══ Exercise input ══

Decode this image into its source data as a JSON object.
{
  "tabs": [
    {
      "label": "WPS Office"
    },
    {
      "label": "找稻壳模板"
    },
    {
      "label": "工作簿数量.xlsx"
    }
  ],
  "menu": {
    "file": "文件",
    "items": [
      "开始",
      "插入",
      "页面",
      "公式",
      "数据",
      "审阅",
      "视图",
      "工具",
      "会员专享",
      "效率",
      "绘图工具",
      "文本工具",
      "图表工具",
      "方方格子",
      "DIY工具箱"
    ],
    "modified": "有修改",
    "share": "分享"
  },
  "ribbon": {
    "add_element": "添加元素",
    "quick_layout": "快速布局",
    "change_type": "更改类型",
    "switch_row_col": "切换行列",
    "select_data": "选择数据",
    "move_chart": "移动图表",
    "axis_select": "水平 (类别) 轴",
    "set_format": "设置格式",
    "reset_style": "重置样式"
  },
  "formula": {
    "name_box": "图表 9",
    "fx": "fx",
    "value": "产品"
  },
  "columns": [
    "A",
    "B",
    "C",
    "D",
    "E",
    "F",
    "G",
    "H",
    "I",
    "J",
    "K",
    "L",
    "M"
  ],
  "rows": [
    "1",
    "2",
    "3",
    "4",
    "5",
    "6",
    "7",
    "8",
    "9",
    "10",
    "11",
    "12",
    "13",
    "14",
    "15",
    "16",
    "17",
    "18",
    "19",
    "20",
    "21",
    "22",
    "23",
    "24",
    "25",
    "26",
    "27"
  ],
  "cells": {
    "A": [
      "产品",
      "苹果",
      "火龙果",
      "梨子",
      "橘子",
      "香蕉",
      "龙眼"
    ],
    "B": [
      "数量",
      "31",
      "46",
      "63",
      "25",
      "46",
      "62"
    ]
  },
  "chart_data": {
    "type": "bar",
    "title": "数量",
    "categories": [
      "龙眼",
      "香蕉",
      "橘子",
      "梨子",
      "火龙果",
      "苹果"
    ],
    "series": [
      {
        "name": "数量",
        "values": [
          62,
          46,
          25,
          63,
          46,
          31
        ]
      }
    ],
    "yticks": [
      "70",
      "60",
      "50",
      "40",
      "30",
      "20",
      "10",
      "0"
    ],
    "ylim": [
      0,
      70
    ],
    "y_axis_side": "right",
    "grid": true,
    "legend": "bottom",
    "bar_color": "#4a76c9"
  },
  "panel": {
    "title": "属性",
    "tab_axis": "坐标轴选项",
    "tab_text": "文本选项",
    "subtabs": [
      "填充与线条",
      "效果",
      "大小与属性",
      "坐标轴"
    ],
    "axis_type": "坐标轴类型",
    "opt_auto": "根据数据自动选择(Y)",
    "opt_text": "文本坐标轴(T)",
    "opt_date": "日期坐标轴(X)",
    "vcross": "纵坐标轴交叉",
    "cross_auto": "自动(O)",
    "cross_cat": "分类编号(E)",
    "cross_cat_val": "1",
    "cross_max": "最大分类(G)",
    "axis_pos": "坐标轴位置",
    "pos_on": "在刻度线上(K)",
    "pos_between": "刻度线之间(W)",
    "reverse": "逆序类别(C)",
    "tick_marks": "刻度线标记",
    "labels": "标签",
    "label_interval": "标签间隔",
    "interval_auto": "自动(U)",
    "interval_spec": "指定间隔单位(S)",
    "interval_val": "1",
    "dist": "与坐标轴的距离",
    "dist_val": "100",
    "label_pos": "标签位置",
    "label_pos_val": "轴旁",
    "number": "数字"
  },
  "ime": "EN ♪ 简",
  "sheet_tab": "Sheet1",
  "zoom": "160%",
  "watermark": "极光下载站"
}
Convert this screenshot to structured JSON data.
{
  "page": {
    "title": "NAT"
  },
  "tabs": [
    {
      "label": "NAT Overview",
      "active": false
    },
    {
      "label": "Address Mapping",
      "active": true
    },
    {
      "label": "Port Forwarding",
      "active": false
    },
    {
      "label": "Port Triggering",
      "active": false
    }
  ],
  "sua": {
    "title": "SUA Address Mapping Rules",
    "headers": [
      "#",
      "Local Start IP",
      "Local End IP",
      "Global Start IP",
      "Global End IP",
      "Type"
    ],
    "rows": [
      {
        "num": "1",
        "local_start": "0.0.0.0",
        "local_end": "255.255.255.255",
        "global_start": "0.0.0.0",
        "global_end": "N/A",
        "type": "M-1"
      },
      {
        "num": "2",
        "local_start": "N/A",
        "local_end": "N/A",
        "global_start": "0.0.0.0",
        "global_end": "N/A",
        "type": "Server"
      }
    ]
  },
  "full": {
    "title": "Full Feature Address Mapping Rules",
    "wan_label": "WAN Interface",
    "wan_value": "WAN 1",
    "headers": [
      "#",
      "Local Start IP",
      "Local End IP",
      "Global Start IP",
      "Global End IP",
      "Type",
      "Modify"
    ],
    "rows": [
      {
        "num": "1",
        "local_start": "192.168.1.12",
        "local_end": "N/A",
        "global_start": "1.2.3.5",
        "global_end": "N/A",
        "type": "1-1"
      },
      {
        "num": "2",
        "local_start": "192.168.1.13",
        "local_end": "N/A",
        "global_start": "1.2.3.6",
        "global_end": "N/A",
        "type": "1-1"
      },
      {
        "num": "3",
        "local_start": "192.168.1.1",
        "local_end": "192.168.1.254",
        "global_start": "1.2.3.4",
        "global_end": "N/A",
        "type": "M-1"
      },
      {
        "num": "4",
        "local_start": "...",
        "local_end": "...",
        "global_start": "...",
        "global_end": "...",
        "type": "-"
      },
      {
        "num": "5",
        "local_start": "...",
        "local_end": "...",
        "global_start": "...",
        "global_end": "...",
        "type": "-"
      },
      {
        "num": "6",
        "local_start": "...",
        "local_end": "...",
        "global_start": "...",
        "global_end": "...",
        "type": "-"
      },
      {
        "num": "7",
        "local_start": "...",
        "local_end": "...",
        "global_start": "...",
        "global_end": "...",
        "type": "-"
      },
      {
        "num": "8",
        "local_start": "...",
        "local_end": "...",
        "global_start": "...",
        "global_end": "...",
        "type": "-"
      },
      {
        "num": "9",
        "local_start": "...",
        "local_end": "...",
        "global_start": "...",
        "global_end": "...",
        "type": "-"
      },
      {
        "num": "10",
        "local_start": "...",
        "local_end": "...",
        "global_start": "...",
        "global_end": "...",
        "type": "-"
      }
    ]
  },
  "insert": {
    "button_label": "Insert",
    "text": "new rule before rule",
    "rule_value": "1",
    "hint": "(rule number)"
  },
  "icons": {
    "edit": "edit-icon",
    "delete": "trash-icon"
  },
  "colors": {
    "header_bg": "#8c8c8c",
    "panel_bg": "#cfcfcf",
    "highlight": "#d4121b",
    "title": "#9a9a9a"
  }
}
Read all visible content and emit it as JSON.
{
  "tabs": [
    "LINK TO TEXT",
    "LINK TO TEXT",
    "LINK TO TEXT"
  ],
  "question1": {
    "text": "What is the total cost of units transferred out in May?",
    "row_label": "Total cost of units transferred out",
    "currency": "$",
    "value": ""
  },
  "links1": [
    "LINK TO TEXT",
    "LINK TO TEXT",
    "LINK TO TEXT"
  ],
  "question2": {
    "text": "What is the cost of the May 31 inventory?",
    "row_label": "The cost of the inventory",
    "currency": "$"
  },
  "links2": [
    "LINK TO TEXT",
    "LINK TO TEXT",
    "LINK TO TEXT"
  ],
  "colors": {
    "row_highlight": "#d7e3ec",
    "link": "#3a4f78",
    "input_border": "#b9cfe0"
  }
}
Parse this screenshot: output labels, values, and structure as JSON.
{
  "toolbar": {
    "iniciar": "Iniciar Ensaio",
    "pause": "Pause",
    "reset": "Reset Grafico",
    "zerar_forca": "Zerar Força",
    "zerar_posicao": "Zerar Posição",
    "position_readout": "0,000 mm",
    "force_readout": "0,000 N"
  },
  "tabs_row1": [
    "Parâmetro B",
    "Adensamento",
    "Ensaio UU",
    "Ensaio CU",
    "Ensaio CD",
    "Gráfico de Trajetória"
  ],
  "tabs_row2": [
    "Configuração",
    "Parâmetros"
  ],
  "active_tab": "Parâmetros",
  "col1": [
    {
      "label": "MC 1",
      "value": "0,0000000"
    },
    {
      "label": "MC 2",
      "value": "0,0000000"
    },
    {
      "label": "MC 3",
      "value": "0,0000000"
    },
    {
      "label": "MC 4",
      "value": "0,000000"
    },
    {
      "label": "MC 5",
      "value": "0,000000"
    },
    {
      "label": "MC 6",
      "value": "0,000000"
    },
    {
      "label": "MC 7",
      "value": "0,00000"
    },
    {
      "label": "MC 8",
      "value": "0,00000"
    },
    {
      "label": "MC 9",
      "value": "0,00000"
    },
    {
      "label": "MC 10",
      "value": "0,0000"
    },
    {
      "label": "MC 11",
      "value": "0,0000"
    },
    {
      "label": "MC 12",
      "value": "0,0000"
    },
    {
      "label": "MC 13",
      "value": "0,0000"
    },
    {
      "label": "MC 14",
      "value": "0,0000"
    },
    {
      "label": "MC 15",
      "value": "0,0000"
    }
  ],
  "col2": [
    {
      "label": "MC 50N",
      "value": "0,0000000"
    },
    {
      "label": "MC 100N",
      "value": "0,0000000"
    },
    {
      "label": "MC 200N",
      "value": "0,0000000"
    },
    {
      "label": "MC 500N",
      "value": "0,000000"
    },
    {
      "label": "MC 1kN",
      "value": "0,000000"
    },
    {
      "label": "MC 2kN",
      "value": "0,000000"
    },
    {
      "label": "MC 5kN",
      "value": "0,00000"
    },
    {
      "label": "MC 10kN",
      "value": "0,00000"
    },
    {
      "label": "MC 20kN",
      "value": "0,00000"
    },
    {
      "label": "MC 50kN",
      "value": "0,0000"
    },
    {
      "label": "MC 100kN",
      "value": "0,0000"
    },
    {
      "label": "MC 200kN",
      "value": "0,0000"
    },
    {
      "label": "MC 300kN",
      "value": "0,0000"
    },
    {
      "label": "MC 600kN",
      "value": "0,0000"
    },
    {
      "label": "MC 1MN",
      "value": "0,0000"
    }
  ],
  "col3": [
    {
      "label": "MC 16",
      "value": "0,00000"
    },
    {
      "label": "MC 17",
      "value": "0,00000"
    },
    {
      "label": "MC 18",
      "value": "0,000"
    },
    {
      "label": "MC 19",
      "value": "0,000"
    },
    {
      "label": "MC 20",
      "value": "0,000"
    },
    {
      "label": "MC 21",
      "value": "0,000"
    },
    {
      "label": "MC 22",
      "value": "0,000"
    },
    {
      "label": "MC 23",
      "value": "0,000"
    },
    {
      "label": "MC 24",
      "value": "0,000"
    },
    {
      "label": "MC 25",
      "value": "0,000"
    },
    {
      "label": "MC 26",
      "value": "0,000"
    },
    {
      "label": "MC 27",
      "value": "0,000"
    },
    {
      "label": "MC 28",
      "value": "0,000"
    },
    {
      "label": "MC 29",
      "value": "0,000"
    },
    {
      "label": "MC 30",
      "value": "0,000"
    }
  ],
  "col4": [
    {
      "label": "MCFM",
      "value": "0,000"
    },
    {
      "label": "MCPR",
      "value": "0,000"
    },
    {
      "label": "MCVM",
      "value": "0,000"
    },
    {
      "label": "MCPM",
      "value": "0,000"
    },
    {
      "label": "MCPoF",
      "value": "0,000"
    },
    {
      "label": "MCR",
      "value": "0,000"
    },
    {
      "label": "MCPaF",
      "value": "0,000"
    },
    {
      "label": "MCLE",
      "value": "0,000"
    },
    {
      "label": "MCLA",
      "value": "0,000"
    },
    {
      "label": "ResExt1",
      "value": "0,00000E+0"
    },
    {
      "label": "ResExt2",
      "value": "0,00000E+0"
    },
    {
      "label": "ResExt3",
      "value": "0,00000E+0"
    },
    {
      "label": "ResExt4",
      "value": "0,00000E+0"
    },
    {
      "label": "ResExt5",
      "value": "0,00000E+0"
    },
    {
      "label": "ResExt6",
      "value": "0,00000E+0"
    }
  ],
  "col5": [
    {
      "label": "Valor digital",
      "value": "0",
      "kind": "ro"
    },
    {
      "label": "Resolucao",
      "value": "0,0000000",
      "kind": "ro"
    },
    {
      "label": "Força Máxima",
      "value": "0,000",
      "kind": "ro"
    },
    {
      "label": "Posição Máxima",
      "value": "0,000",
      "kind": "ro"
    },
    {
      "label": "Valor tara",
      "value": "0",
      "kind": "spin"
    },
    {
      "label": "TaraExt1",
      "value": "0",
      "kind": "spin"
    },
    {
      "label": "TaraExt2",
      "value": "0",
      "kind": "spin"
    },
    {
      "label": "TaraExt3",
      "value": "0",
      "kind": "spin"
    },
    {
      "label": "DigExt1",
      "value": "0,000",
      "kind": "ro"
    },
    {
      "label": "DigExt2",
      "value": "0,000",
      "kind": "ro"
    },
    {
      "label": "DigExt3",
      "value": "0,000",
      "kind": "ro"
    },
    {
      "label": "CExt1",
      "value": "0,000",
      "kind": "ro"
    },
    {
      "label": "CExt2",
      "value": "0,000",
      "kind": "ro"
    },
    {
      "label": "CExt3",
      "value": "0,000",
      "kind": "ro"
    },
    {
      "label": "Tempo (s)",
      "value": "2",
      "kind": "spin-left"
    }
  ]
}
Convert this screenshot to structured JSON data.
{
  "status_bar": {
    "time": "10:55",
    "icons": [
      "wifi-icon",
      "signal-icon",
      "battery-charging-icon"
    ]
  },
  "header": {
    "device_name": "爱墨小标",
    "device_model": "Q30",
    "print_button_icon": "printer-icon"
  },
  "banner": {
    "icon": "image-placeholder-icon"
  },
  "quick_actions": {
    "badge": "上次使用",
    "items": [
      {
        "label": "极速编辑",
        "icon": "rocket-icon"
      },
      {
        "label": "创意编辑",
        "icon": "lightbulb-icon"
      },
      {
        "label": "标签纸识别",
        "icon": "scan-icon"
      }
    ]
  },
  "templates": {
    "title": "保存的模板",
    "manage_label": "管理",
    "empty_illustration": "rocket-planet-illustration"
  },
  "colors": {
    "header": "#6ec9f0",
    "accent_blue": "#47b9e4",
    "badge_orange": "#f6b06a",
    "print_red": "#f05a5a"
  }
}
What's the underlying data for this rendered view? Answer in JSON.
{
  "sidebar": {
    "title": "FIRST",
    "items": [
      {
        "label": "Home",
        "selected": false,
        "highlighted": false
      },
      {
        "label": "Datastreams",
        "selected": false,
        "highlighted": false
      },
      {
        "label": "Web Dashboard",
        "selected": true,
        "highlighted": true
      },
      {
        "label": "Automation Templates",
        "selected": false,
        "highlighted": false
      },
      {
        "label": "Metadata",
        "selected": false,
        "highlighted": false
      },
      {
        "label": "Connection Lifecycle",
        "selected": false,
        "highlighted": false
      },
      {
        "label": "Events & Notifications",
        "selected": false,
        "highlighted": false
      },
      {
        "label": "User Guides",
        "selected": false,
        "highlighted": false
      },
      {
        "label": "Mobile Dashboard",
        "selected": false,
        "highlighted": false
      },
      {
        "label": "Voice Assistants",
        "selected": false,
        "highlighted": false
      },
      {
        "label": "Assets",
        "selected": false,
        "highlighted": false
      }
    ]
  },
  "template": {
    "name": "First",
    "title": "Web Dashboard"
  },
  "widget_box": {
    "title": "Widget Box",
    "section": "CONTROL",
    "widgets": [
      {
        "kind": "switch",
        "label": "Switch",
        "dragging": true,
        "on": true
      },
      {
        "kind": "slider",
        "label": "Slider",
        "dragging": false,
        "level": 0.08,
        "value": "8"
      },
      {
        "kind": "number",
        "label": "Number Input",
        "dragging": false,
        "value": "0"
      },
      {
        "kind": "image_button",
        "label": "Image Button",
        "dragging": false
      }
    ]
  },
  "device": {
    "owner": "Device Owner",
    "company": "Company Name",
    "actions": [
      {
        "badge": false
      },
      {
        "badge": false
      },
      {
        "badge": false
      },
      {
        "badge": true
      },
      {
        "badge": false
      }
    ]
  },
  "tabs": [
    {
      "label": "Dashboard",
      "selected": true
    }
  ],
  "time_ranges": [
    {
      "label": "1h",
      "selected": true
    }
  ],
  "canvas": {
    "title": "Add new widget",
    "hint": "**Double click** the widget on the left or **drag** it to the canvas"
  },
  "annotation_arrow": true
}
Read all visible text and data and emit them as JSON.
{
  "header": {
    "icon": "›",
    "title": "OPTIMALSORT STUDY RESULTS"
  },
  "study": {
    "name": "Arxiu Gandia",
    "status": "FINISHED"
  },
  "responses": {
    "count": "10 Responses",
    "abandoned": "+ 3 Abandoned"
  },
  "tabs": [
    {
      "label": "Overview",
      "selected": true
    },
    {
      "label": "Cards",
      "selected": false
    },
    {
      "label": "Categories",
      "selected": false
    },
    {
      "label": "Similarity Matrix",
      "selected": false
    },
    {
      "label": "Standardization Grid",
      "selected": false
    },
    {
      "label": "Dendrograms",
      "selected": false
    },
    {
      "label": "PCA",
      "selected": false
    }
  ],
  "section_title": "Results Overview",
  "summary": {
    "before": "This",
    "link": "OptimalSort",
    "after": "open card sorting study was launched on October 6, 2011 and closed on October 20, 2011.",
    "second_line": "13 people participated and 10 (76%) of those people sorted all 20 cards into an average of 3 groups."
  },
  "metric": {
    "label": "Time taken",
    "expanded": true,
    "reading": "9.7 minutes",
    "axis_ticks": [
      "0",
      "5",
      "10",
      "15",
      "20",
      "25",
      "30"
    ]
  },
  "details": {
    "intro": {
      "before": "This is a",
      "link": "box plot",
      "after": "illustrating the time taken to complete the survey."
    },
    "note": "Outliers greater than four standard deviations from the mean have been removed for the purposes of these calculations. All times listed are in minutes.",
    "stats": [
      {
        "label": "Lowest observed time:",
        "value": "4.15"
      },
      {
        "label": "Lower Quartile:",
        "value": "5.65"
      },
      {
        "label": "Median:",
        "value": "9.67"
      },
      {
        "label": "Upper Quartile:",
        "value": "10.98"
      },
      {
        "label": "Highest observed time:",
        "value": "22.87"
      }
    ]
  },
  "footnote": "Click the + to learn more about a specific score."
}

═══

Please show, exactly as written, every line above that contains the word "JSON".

■ Output of the task
Decode this image into its source data as a JSON object.
Convert this screenshot to structured JSON data.
Read all visible content and emit it as JSON.
Parse this screenshot: output labels, values, and structure as JSON.
Convert this screenshot to structured JSON data.
What's the underlying data for this rendered view? Answer in JSON.
Read all visible text and data and emit them as JSON.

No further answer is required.